East of the station, near the SuperDARN antennas, there is a grid of stakes planted in the snow. Once a month (even in the winter!) these stakes are used to measure the snow depth. One of my first bonus tasks when I got here was to travel out to the snow stakes with the meteorologist to help with the measurements. While it’s close enough to walk to, we opted to take a snowmobile which was way faster (and way more fun!). The routes to all the outbuildings are flagged so that no one gets lost or runs over (potentially buried) equipment. Later in the summer I’ll be going out to reflag some of the routes because (surprise) the flags are almost completely buried.

In addition to helping measure the snow stakes for meteorology, I also volunteered to help the IceCube scientists measure the snow depth above their detector. This was a considerably greater undertaking since the detector resides under snow and ice covering roughly a square kilometer in size. So, we borrowed a little snow vehicle (called a Piston Bully for reasons unknown to me) and spent the day driving in zigzags measuring the height of over 160 poles.

Image courtesy of John Hardin

If the poles were a reasonable height, we just recorded their height and moved on to the next ones.

If they were too short (in danger of being buried), we added extension poles.
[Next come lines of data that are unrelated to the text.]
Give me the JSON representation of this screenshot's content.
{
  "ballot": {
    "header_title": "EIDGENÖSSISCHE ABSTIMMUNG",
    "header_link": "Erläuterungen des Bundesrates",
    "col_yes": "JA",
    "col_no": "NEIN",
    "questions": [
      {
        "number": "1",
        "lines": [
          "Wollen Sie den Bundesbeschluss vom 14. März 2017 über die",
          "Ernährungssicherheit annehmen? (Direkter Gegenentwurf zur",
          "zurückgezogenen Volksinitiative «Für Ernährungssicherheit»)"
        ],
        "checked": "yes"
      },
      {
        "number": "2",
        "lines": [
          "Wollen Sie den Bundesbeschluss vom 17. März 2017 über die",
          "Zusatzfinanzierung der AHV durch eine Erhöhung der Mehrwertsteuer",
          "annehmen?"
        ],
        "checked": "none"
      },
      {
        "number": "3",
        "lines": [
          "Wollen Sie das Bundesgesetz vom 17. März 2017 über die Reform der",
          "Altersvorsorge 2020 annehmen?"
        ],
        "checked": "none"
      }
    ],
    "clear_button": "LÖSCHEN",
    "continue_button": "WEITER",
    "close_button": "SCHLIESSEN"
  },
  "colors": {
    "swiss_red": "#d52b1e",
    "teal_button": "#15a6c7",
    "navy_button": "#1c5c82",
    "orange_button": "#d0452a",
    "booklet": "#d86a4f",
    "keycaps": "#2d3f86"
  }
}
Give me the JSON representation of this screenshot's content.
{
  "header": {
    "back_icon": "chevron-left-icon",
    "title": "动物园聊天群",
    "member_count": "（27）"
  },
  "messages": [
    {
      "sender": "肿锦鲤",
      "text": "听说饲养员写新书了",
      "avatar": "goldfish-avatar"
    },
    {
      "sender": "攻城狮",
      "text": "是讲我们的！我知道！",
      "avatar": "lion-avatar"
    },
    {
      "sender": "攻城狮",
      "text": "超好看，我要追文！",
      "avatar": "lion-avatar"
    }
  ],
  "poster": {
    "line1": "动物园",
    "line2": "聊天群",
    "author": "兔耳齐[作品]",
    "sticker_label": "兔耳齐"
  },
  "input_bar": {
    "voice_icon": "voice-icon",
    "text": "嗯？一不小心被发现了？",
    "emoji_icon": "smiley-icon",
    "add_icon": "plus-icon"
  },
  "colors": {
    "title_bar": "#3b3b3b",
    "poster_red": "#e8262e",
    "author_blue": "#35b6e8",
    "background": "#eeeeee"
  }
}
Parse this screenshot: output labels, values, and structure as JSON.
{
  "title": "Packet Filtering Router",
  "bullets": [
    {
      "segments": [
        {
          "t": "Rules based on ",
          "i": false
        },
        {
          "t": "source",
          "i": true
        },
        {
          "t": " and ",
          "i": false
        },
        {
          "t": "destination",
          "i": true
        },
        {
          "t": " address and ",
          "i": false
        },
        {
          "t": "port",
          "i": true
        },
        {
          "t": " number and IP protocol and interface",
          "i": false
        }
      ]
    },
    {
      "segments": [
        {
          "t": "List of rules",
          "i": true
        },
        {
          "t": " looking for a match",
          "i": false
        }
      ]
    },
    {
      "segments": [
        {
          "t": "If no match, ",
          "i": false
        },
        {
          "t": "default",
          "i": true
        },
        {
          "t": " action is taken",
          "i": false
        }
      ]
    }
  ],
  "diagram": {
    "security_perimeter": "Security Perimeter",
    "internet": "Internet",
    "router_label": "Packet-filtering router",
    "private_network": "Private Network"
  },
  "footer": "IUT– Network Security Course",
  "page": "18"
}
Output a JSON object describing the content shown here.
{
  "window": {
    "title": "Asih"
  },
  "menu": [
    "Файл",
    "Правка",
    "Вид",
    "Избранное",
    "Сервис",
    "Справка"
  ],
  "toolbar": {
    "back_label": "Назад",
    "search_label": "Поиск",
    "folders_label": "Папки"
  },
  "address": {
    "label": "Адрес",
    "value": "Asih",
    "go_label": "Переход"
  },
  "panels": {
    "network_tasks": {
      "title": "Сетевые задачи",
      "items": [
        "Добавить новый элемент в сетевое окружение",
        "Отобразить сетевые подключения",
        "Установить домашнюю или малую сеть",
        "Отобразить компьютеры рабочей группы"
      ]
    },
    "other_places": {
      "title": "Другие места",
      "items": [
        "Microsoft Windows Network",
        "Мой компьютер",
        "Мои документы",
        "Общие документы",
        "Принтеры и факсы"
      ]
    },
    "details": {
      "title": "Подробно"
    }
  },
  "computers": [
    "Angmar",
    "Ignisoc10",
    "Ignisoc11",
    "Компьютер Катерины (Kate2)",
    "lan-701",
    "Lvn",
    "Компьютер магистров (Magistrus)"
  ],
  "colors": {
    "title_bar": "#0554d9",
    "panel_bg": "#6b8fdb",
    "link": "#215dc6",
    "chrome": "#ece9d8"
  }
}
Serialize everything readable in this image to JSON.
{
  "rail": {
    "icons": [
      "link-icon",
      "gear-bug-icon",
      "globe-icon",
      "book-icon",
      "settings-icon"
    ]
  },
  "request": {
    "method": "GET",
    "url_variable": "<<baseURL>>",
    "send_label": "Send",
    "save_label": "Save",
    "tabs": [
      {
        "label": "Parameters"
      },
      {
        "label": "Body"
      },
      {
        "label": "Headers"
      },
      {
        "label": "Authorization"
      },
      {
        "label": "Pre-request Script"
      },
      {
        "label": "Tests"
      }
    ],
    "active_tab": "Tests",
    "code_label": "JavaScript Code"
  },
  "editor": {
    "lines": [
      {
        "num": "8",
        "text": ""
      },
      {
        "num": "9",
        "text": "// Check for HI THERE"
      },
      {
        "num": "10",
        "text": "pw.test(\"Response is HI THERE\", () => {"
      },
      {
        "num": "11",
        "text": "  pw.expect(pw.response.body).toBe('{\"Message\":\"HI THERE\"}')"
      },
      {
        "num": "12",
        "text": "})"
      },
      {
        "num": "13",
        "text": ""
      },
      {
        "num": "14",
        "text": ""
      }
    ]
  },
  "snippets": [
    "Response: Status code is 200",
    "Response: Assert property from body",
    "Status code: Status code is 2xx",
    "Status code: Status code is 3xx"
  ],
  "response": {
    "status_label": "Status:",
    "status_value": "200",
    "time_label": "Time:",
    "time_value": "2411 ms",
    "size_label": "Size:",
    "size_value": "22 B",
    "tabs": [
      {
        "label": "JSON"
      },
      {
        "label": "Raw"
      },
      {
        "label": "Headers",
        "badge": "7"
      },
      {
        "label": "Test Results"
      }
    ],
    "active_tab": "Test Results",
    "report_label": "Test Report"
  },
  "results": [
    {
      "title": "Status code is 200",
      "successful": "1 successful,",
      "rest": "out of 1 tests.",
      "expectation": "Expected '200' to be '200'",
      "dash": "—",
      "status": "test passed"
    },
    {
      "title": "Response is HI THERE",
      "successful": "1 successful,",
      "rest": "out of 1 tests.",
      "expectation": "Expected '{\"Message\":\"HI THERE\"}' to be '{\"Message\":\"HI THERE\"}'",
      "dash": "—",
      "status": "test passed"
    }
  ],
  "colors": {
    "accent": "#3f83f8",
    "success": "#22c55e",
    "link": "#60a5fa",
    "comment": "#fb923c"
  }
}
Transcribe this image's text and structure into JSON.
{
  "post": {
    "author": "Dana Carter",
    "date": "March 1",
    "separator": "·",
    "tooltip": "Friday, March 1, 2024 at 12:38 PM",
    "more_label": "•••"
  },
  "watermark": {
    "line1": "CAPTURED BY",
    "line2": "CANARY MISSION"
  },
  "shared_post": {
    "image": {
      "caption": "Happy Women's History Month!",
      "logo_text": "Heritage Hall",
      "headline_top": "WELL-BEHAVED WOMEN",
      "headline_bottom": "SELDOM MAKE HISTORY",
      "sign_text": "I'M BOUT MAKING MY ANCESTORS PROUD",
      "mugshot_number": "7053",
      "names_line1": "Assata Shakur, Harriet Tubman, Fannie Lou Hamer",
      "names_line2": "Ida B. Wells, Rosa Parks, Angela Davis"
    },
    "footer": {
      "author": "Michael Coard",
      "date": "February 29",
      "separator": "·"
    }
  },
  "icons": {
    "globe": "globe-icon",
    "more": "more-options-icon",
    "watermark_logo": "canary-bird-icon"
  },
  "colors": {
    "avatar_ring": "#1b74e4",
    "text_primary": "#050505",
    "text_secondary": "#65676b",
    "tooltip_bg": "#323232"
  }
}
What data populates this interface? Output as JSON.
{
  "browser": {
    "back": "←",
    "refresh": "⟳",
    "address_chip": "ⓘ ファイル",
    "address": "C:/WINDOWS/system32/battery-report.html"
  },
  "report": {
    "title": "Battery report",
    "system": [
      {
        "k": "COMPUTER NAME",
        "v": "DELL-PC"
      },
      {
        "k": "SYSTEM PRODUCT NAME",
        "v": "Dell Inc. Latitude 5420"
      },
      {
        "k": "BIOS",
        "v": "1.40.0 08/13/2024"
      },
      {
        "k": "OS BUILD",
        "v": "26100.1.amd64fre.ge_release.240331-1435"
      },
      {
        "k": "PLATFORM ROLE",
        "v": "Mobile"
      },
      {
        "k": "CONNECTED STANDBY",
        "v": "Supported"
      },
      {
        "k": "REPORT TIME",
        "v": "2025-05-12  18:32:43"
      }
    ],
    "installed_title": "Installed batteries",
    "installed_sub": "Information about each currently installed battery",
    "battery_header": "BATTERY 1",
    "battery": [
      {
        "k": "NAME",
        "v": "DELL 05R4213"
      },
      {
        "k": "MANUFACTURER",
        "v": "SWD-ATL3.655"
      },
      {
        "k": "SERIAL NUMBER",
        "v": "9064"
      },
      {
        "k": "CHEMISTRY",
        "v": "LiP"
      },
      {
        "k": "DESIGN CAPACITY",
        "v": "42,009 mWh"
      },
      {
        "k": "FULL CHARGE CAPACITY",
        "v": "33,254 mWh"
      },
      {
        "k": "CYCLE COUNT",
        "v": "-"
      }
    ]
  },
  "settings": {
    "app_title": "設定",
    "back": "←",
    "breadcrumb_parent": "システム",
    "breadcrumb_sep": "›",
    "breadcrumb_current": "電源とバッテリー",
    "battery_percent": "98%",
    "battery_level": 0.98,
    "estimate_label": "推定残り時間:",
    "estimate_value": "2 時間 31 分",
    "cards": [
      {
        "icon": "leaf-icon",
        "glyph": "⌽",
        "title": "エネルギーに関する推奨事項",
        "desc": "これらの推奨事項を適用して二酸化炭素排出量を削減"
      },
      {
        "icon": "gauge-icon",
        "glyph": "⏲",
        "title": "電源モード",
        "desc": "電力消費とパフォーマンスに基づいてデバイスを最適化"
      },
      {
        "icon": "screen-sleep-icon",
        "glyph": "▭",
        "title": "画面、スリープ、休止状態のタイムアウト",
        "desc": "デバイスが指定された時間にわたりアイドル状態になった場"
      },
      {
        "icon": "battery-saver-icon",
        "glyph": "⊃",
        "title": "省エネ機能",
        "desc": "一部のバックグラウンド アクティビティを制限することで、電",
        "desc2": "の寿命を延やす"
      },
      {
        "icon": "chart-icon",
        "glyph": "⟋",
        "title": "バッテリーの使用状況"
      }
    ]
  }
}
And if they were too tall… well… we did our best.

Image courtesy of John Hardin

About halfway through the day the weather cleared up a bit and we were rewarded by a pretty awesome solar halo!

And then, because it’s what you do when there are halos…

Image courtesy of Josh Veitch-Michaelis